The pawn of American imperialism – the humble patriot – has become a sanctified figure, alongside George Washington, Paul Revere and that guy who loved his electric shaver so much he bought the company.
In North Korea, any reference to the leader, Kim Jong-un, must be prefaced by the words ‘Respected Comrade and supreme leader’. It is well documented that any public official who omits to do this is taken out into the woods, stripped to their standard-issue KJU boxer shorts and slapped about the face with a wet sturgeon. I swear I am not making this up.
Such ridiculousness would never prevail in a Western democracy, where expression of free will is defended to the death, right? Think again, comrades. It was the post-2001, McCarthy-like rhetoric of George W Bush, with its ‘with us or against us’ battle-cry, that ushered into American life a new era of linguistic straight-jacketing, to rival the most repressive of fascist regimes. Even after the Iraq war was recognised as illegal – the most embarrassing foreign policy screw-up since the war in Vietnam – Americans continued to assert that, despite the incompetence of the corporate neo-cons in charge, the honest men and women of the military – the boots on the ground – were forever beyond reproach.
‘Thank you for your service’ became the obligatory mantra of the American talk-show host and practically anyone in public life, on the occasion of meeting a member of the armed forces. Despite the dubious reputation of American military aggressions around the globe, the pawn of American imperialism – the humble patriot – has become a sanctified figure, alongside George Washington, Paul Revere and that guy who loved his electric shaver so much he bought the company.
But let’s be honest, your average twelve-year-old boy is not called to a life of military service by an innate commitment to the defense of liberty against the threat of fascism. Surely, it’s got a little more to do with riding around in a big tank with his buddies, wearing cool camo gear and randomly shooting at stuff. It’s a 12-year-old boy’s wet dream! And – check this out – they freakin’ pay you for this shit, too, man! I am totally not bullshitting you.
I’m not suggesting that there are not those whose contribution to their nation’s military is motivated by true aspirations of making the world a better place for us all, but surely there are other options, which don’t involve charging into sovereign lands with a loaded automatic weapon. Ideas that come to mind: Joining Peace Corps, volunteering at your local thrift store, helping an old lady across the road and being slightly less of an arse-hole to Afzul, father of three, who asks you how your day has been as he flicks the meter to ‘on’ at the tail-end of another twelve-hour shift. Ok, he’s not one of the beatified saints of your national defense, but he’s doing his bit for American capitalism all the same. Thank you for your service, Afzul.
You guide an exploratory spoon through the warm, yielding crust of the chocolate lava cake, through to its forbidden depths. You pause for a moment to luxuriate in the zephyr of rich aroma winding upwards to tease your nostrils. You extract the spoon slowly, its bowl overflowing with hot, dark, molten wickedness.

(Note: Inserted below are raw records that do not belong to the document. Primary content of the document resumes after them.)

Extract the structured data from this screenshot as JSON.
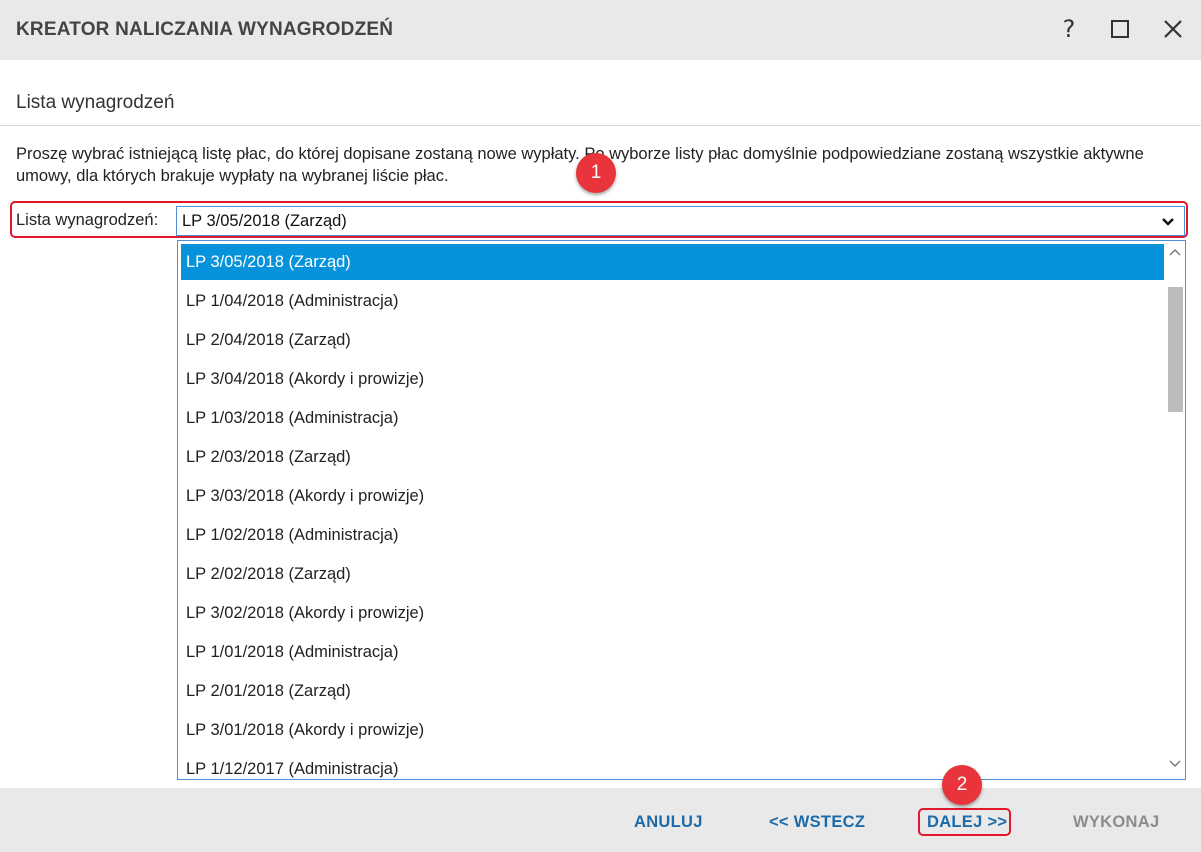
{
  "window": {
    "title": "KREATOR NALICZANIA WYNAGRODZEŃ",
    "help_label": "?"
  },
  "section": {
    "title": "Lista wynagrodzeń",
    "description": "Proszę wybrać istniejącą listę płac, do której dopisane zostaną nowe wypłaty. Po wyborze listy płac domyślnie podpowiedziane zostaną wszystkie aktywne umowy, dla których brakuje wypłaty na wybranej liście płac."
  },
  "field": {
    "label": "Lista wynagrodzeń:",
    "selected_value": "LP 3/05/2018 (Zarząd)"
  },
  "dropdown": {
    "items": [
      "LP 3/05/2018 (Zarząd)",
      "LP 1/04/2018 (Administracja)",
      "LP 2/04/2018 (Zarząd)",
      "LP 3/04/2018 (Akordy i prowizje)",
      "LP 1/03/2018 (Administracja)",
      "LP 2/03/2018 (Zarząd)",
      "LP 3/03/2018 (Akordy i prowizje)",
      "LP 1/02/2018 (Administracja)",
      "LP 2/02/2018 (Zarząd)",
      "LP 3/02/2018 (Akordy i prowizje)",
      "LP 1/01/2018 (Administracja)",
      "LP 2/01/2018 (Zarząd)",
      "LP 3/01/2018 (Akordy i prowizje)",
      "LP 1/12/2017 (Administracja)"
    ],
    "selected_index": 0
  },
  "footer": {
    "cancel_label": "ANULUJ",
    "back_label": "<< WSTECZ",
    "next_label": "DALEJ >>",
    "execute_label": "WYKONAJ"
  },
  "markers": {
    "one": "1",
    "two": "2"
  },
  "colors": {
    "accent": "#1c6aa8",
    "selection": "#0793dc",
    "highlight": "#e0182a",
    "marker": "#e8343a"
  }
}
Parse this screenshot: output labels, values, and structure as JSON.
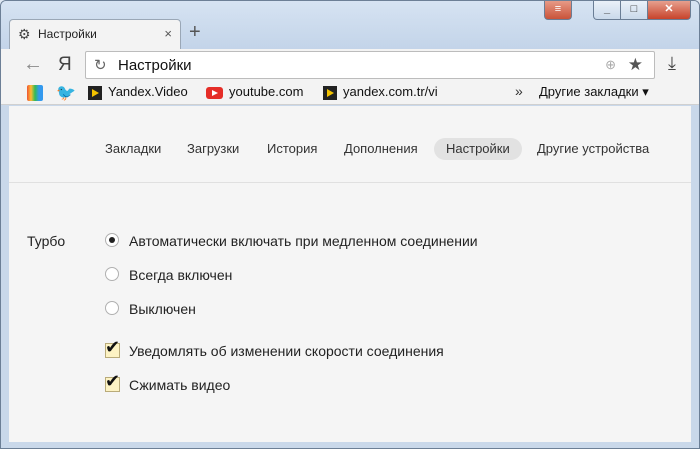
{
  "tab": {
    "title": "Настройки",
    "icon": "gear-icon"
  },
  "toolbar": {
    "yandex_logo": "Я",
    "address": "Настройки"
  },
  "bookmarks": [
    {
      "label": "Yandex.Video",
      "icon": "play-icon"
    },
    {
      "label": "youtube.com",
      "icon": "youtube-icon"
    },
    {
      "label": "yandex.com.tr/vi",
      "icon": "play-icon"
    }
  ],
  "other_bookmarks": "Другие закладки",
  "nav": [
    "Закладки",
    "Загрузки",
    "История",
    "Дополнения",
    "Настройки",
    "Другие устройства"
  ],
  "nav_active": "Настройки",
  "turbo": {
    "label": "Турбо",
    "options": [
      "Автоматически включать при медленном соединении",
      "Всегда включен",
      "Выключен"
    ],
    "selected_index": 0,
    "checks": [
      "Уведомлять об изменении скорости соединения",
      "Сжимать видео"
    ]
  }
}
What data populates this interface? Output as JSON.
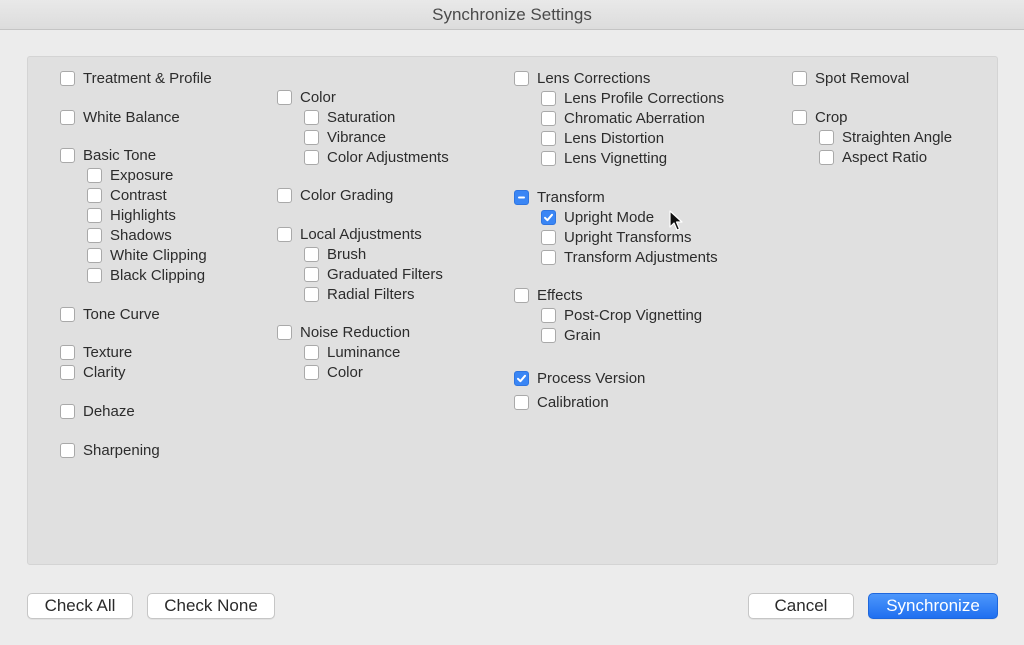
{
  "window": {
    "title": "Synchronize Settings"
  },
  "settings": {
    "treatment_profile": {
      "label": "Treatment & Profile",
      "state": "unchecked"
    },
    "white_balance": {
      "label": "White Balance",
      "state": "unchecked"
    },
    "basic_tone": {
      "label": "Basic Tone",
      "state": "unchecked"
    },
    "exposure": {
      "label": "Exposure",
      "state": "unchecked"
    },
    "contrast": {
      "label": "Contrast",
      "state": "unchecked"
    },
    "highlights": {
      "label": "Highlights",
      "state": "unchecked"
    },
    "shadows": {
      "label": "Shadows",
      "state": "unchecked"
    },
    "white_clipping": {
      "label": "White Clipping",
      "state": "unchecked"
    },
    "black_clipping": {
      "label": "Black Clipping",
      "state": "unchecked"
    },
    "tone_curve": {
      "label": "Tone Curve",
      "state": "unchecked"
    },
    "texture": {
      "label": "Texture",
      "state": "unchecked"
    },
    "clarity": {
      "label": "Clarity",
      "state": "unchecked"
    },
    "dehaze": {
      "label": "Dehaze",
      "state": "unchecked"
    },
    "sharpening": {
      "label": "Sharpening",
      "state": "unchecked"
    },
    "color": {
      "label": "Color",
      "state": "unchecked"
    },
    "saturation": {
      "label": "Saturation",
      "state": "unchecked"
    },
    "vibrance": {
      "label": "Vibrance",
      "state": "unchecked"
    },
    "color_adjustments": {
      "label": "Color Adjustments",
      "state": "unchecked"
    },
    "color_grading": {
      "label": "Color Grading",
      "state": "unchecked"
    },
    "local_adjustments": {
      "label": "Local Adjustments",
      "state": "unchecked"
    },
    "brush": {
      "label": "Brush",
      "state": "unchecked"
    },
    "graduated_filters": {
      "label": "Graduated Filters",
      "state": "unchecked"
    },
    "radial_filters": {
      "label": "Radial Filters",
      "state": "unchecked"
    },
    "noise_reduction": {
      "label": "Noise Reduction",
      "state": "unchecked"
    },
    "luminance": {
      "label": "Luminance",
      "state": "unchecked"
    },
    "noise_color": {
      "label": "Color",
      "state": "unchecked"
    },
    "lens_corrections": {
      "label": "Lens Corrections",
      "state": "unchecked"
    },
    "lens_profile_corrections": {
      "label": "Lens Profile Corrections",
      "state": "unchecked"
    },
    "chromatic_aberration": {
      "label": "Chromatic Aberration",
      "state": "unchecked"
    },
    "lens_distortion": {
      "label": "Lens Distortion",
      "state": "unchecked"
    },
    "lens_vignetting": {
      "label": "Lens Vignetting",
      "state": "unchecked"
    },
    "transform": {
      "label": "Transform",
      "state": "mixed"
    },
    "upright_mode": {
      "label": "Upright Mode",
      "state": "checked"
    },
    "upright_transforms": {
      "label": "Upright Transforms",
      "state": "unchecked"
    },
    "transform_adjustments": {
      "label": "Transform Adjustments",
      "state": "unchecked"
    },
    "effects": {
      "label": "Effects",
      "state": "unchecked"
    },
    "post_crop_vignetting": {
      "label": "Post-Crop Vignetting",
      "state": "unchecked"
    },
    "grain": {
      "label": "Grain",
      "state": "unchecked"
    },
    "process_version": {
      "label": "Process Version",
      "state": "checked"
    },
    "calibration": {
      "label": "Calibration",
      "state": "unchecked"
    },
    "spot_removal": {
      "label": "Spot Removal",
      "state": "unchecked"
    },
    "crop": {
      "label": "Crop",
      "state": "unchecked"
    },
    "straighten_angle": {
      "label": "Straighten Angle",
      "state": "unchecked"
    },
    "aspect_ratio": {
      "label": "Aspect Ratio",
      "state": "unchecked"
    }
  },
  "buttons": {
    "check_all": "Check All",
    "check_none": "Check None",
    "cancel": "Cancel",
    "synchronize": "Synchronize"
  },
  "colors": {
    "accent": "#3a86f5",
    "window_bg": "#ececec",
    "panel_bg": "#e0e0e0"
  },
  "icons": {
    "check": "checkmark-icon",
    "mixed": "dash-icon",
    "cursor": "arrow-cursor-icon"
  }
}
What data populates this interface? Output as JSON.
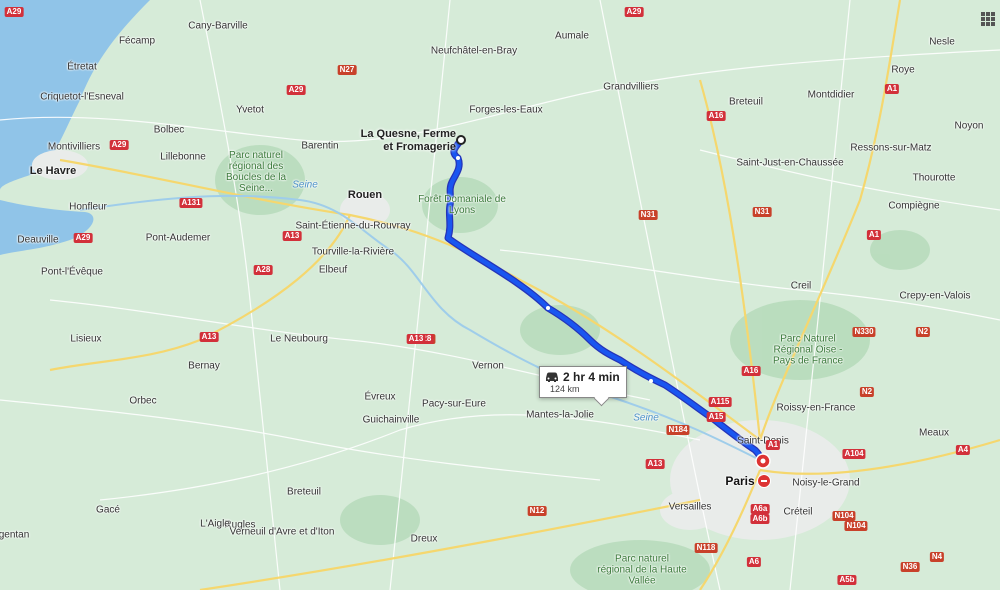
{
  "map": {
    "origin_label": [
      "La Quesne, Ferme",
      "et Fromagerie"
    ],
    "route": {
      "duration": "2 hr 4 min",
      "distance": "124 km"
    },
    "destination": "Paris",
    "colors": {
      "land": "#d6ebd8",
      "sea": "#90c4e8",
      "route": "#1a56f0",
      "route_outline": "#2533b8",
      "forest": "#b8dcbc",
      "urban": "#e9ecea"
    },
    "places": [
      {
        "name": "Cany-Barville",
        "kind": "small"
      },
      {
        "name": "Fécamp",
        "kind": "small"
      },
      {
        "name": "Étretat",
        "kind": "small"
      },
      {
        "name": "Criquetot-l'Esneval",
        "kind": "small"
      },
      {
        "name": "Yvetot",
        "kind": "small"
      },
      {
        "name": "Bolbec",
        "kind": "small"
      },
      {
        "name": "Montivilliers",
        "kind": "small"
      },
      {
        "name": "Lillebonne",
        "kind": "small"
      },
      {
        "name": "Le Havre",
        "kind": "city"
      },
      {
        "name": "Barentin",
        "kind": "small"
      },
      {
        "name": "Rouen",
        "kind": "city"
      },
      {
        "name": "Honfleur",
        "kind": "small"
      },
      {
        "name": "Deauville",
        "kind": "small"
      },
      {
        "name": "Pont-Audemer",
        "kind": "small"
      },
      {
        "name": "Saint-Étienne-du-Rouvray",
        "kind": "small"
      },
      {
        "name": "Tourville-la-Rivière",
        "kind": "small"
      },
      {
        "name": "Elbeuf",
        "kind": "small"
      },
      {
        "name": "Pont-l'Évêque",
        "kind": "small"
      },
      {
        "name": "Lisieux",
        "kind": "small"
      },
      {
        "name": "Le Neubourg",
        "kind": "small"
      },
      {
        "name": "Bernay",
        "kind": "small"
      },
      {
        "name": "Orbec",
        "kind": "small"
      },
      {
        "name": "Évreux",
        "kind": "small"
      },
      {
        "name": "Guichainville",
        "kind": "small"
      },
      {
        "name": "Pacy-sur-Eure",
        "kind": "small"
      },
      {
        "name": "Vernon",
        "kind": "small"
      },
      {
        "name": "Mantes-la-Jolie",
        "kind": "small"
      },
      {
        "name": "Neufchâtel-en-Bray",
        "kind": "small"
      },
      {
        "name": "Aumale",
        "kind": "small"
      },
      {
        "name": "Forges-les-Eaux",
        "kind": "small"
      },
      {
        "name": "Grandvilliers",
        "kind": "small"
      },
      {
        "name": "Breteuil",
        "kind": "small"
      },
      {
        "name": "Montdidier",
        "kind": "small"
      },
      {
        "name": "Roye",
        "kind": "small"
      },
      {
        "name": "Nesle",
        "kind": "small"
      },
      {
        "name": "Noyon",
        "kind": "small"
      },
      {
        "name": "Saint-Just-en-Chaussée",
        "kind": "small"
      },
      {
        "name": "Ressons-sur-Matz",
        "kind": "small"
      },
      {
        "name": "Thourotte",
        "kind": "small"
      },
      {
        "name": "Compiègne",
        "kind": "small"
      },
      {
        "name": "Creil",
        "kind": "small"
      },
      {
        "name": "Crepy-en-Valois",
        "kind": "small"
      },
      {
        "name": "Roissy-en-France",
        "kind": "small"
      },
      {
        "name": "Saint-Denis",
        "kind": "small"
      },
      {
        "name": "Meaux",
        "kind": "small"
      },
      {
        "name": "Noisy-le-Grand",
        "kind": "small"
      },
      {
        "name": "Créteil",
        "kind": "small"
      },
      {
        "name": "Versailles",
        "kind": "small"
      },
      {
        "name": "Breteuil",
        "kind": "small"
      },
      {
        "name": "Rugles",
        "kind": "small"
      },
      {
        "name": "Gacé",
        "kind": "small"
      },
      {
        "name": "L'Aigle",
        "kind": "small"
      },
      {
        "name": "Verneuil d'Avre et d'Iton",
        "kind": "small"
      },
      {
        "name": "Dreux",
        "kind": "small"
      },
      {
        "name": "gentan",
        "kind": "small"
      }
    ],
    "parks": [
      "Parc naturel régional des Boucles de la Seine...",
      "Forêt Domaniale de Lyons",
      "Parc Naturel Régional Oise - Pays de France",
      "Parc naturel régional de la Haute Vallée"
    ],
    "rivers": [
      "Seine",
      "Seine"
    ],
    "road_shields": [
      "A29",
      "N27",
      "A29",
      "A29",
      "A131",
      "A29",
      "A13",
      "A28",
      "A13",
      "N154",
      "A28",
      "A13",
      "A16",
      "N31",
      "N31",
      "A16",
      "A1",
      "A1",
      "N330",
      "N2",
      "N2",
      "A115",
      "A15",
      "N184",
      "A13",
      "A1",
      "A104",
      "A4",
      "A6a",
      "A6b",
      "N12",
      "N118",
      "A6",
      "A5b",
      "N104",
      "N36",
      "N4",
      "N104",
      "A29"
    ],
    "icons": {
      "apps": "apps-grid-icon",
      "car": "car-icon",
      "origin": "origin-circle-icon",
      "destination": "destination-pin-icon"
    }
  }
}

Few adventures coalesce the senses quite like the perfect desert. With Chocolate Cake for the Brain, I want to stimulate and excite your mind with the intensity of a chocolate lava cake, challenging you to appreciate its bitter edge as much as its reassuring smoothness.
So why not grab a hot bevvy of choice, put your feet up and join me in a playful examination of the intricacies of contemporary urban life. Let these bite-sized morsels be the springboard for your own adventures in conversation, with the world and those with whom you share it, towards a more conscious life.